News & Politics

Stunning Spaces: Washingtonian Residential Design Award Winners

The winners of this year’s Washingtonian Residential Design Awards include secluded waterfront retreats, light-filled renovations, and a meticulous restoration.

This house, on Honest Point Peninsula, is on the site of an abandoned oyster-processing plant. Photograph © by Maxwell Mackenzie.

Full-Screen Slideshow: Stunning Spaces

A common theme stands out among the winners of this year’s Washingtonian Residential Design Awards: All of the projects—whether in the city, the suburbs, or the country—are sensitive to and complement their surroundings.
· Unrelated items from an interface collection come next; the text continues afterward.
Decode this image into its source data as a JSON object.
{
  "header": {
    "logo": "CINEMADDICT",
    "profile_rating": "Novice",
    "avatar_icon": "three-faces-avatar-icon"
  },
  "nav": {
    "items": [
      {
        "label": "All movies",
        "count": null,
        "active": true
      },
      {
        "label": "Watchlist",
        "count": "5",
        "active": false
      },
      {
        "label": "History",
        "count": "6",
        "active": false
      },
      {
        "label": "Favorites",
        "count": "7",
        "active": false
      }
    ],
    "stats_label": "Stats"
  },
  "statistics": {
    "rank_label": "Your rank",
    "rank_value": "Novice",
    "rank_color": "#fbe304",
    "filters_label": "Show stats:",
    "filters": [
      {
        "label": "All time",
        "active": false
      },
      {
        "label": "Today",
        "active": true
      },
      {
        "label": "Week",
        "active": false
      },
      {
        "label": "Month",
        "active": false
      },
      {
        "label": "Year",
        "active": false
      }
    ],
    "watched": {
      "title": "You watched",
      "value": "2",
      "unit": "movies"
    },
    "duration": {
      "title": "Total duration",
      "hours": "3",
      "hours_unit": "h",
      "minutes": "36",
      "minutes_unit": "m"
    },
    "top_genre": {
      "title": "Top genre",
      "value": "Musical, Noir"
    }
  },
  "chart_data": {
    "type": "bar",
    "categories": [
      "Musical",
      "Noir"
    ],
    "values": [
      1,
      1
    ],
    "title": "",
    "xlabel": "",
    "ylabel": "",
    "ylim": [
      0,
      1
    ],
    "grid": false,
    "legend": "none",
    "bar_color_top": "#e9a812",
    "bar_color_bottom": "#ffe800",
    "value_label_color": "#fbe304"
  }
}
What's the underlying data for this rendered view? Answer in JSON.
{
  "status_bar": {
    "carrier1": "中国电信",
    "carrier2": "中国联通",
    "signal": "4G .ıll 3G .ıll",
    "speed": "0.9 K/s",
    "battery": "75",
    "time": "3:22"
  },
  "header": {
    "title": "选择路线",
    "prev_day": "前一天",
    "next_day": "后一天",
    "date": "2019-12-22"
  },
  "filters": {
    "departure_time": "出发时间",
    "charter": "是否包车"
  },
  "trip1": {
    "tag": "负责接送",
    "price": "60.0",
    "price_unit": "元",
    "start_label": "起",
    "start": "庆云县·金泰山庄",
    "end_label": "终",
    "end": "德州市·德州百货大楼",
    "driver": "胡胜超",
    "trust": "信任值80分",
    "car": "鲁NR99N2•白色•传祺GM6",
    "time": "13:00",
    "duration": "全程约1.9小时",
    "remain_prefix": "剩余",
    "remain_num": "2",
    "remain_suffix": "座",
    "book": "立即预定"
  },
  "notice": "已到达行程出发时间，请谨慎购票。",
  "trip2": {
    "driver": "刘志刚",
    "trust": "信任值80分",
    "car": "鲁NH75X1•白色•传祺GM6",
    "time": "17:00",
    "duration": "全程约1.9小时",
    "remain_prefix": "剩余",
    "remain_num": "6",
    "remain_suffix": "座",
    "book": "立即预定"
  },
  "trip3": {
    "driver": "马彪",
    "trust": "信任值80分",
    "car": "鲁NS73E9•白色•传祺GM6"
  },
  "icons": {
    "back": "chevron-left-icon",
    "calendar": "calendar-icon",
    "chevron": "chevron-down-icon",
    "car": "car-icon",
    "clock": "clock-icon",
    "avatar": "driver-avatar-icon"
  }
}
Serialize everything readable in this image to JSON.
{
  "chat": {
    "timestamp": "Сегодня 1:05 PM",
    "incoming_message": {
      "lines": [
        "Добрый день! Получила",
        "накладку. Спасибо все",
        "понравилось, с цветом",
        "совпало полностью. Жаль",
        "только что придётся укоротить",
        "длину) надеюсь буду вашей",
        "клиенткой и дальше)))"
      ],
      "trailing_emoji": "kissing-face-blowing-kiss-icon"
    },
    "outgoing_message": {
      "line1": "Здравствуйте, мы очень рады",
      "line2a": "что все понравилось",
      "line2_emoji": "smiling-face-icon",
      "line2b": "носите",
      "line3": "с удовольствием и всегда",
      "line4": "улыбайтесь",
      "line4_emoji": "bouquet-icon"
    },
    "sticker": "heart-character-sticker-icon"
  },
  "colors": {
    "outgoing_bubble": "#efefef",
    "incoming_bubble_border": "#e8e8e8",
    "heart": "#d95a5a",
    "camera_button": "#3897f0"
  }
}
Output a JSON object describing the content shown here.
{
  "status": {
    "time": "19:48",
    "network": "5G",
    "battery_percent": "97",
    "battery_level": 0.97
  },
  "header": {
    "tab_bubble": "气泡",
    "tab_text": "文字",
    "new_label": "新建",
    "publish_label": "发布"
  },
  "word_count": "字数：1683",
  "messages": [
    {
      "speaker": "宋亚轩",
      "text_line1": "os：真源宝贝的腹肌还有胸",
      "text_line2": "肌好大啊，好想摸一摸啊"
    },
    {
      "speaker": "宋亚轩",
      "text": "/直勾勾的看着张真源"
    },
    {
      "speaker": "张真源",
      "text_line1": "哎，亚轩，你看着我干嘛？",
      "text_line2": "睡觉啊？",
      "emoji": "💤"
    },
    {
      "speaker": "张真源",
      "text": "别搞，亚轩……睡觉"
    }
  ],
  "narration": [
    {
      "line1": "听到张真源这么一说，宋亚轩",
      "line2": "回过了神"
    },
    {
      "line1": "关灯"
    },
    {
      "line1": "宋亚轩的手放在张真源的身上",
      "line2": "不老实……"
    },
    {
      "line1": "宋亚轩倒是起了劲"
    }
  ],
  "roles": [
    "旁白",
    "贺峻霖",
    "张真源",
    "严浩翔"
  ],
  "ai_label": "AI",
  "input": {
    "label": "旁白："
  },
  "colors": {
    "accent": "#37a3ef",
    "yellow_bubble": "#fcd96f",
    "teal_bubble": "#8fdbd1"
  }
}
The scale feels right. They sit quietly in the landscape, making the most of their light, lot, and view. They look like good neighbors.

Every spring, a jury of architects comes to town to look at new homes and renovations and to select winners of the annual competition. Open to registered architects of local houses and second homes owned by Washingtonians, this year’s contest drew 92 entries.

The jury—Sanford Steinberg of Houston-based Steinberg Design Collaborative; Kenneth Hobgood, owner of his own firm in Raleigh; and Nancy Rogo Trainer of Philadelphia’s Venturi, Scott Brown and Associates—spent hours poring over photographs and blueprints. The submissions included traditional and contemporary designs, renovations and new construction, single-family homes and apartments. The award winners were marked by their attention to detail, sustainable techniques, creativity, and careful execution.

This article appears in the June 2012 issue of The Washingtonian.